If you’ve never been to a mega show like CES, or CeBit, you have no idea of the scale. It’s like having 400 BestBuys lined up in a row.
Anyway, if you really wanted to see the toys, watching Engadget is actually a better way to go. In fact, I was watching Engadget on my cell phone as I was walking around. Well, that and I kept running into the Engadget crew. I ran into Jason Calacanis at one party on Thursday night and he said “did you see that Toshiba Gigabeat?” I answered, no, cause it hadn’t been on Engadget yet.
I wondered why I hadn’t run into any Gizmodo folks. And I realized it’s cause I never have met any of them anywhere else. While Jason and Peter have had public events, and shown up at conferences from Gnomdex to Reboot and had introduced themselves often, I never have met Nick Denton or the crew that does Gizmodo.
Which one do I trust more? Which one do I have more brand affinity to? Which one do I link to more often? That’s right, Engadget, cause I have a personal relationship there.
Anyway, thanks to Waggener Edstrom for opening up a suite in the Wynn for bloggers. That was a great place to relax and get on the Internet and post stories. Hope they do that again in the future.
To tell you the truth, I’m not so excited about these styles of shows anymore.
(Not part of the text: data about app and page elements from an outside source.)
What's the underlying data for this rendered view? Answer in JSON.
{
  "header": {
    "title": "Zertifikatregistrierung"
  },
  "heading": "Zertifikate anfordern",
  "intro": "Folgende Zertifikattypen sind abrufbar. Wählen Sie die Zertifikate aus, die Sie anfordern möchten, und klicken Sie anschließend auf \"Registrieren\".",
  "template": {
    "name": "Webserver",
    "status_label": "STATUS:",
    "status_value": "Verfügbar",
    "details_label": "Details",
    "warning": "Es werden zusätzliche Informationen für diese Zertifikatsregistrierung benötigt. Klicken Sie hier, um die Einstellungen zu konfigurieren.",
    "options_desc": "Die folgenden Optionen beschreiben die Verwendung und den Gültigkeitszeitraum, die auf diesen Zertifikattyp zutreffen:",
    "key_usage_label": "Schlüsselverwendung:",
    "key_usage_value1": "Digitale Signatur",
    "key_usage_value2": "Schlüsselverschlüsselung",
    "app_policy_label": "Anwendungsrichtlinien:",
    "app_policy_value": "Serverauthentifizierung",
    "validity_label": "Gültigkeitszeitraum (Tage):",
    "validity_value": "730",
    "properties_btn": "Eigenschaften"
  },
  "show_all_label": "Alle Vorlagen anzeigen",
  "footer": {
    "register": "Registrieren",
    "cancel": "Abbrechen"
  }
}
If it weren’t for the fun people I met at CES Camp, or on the show floor, I would be perfectly happy to miss the event and watch it on Engadget, CNET News.com, Gizmodo, Google News, or Gear Live.
Oh, on the way home last night who was sitting next to me? Jay Greene from BusinessWeek and Charles Walker, senior vice president of investments for Oppenheimer. Interesting and nice guys both. Earlier at the airport Jay introduced me to Stephen Manes, columnist for Forbes.
How did you watch news coming from the CES?
Publishers occassionally ask me whether they can send me books so that I can review them. Increasingly I’m turning them down (it makes me feel guilty when I don’t write about them).
But, I met the publisher, William Pollock, of NoStarch Press at BarCamp over the summer and liked him and his books sounded interesting, even if they were mostly about tech topics I wasn’t that interested in.
Anyway, they asked a while back if I’d like some books and I said sure. So, today when I get back from CES I found one waiting for me titled “Just Say No to Microsoft.”
Now, on first reading, you might think I should be offended by such a book. After all, the basic premise of the book is to live life without Microsoft. Switch to a Mac or a Linux machine and all that. The subtitle of the book is “How to Ditch Microsoft And Why It’s Not as Hard As You Think.”
But, I find that I learn more from contrarian approaches than from the “everything is hunky dory” approach and this one hasn’t disappointed yet.
Every Microsoft engineer and product planner should read it.
Why? It’s a great specification for where our products fall short and demonstrates very well how our products and company are being perceived on the street.
If that was the extent of it (to be a bible to people who hate Microsoft, and to be a spec for Microsofties for how to improve our products) then that’d be a fine reason to have this book, but there’s more.
I actually am learning how to do stuff on Microsoft’s products that I didn’t know before. There’s a ton of tips in this book about how to use Microsoft stuff. Which, is sorta funny, given the title and premise for the book.
Oh, and John Dvorak says he isn’t getting paid attention to by Microsoft’s PR folks anymore in the foreward. Oh, John, I thought you were a blogger now and Christopher Coulter keeps telling me not to pay so much attention to bloggers (and particularly to ones that don’t seem to write much about tech)! Just kidding, you know you can just write me an email if you aren’t getting good info from us anymore. I’ll go shoot a video and get all the answers you need.
And, to Tony Bove, you never expected an endorsement for your book from a Microsoft employee, did you?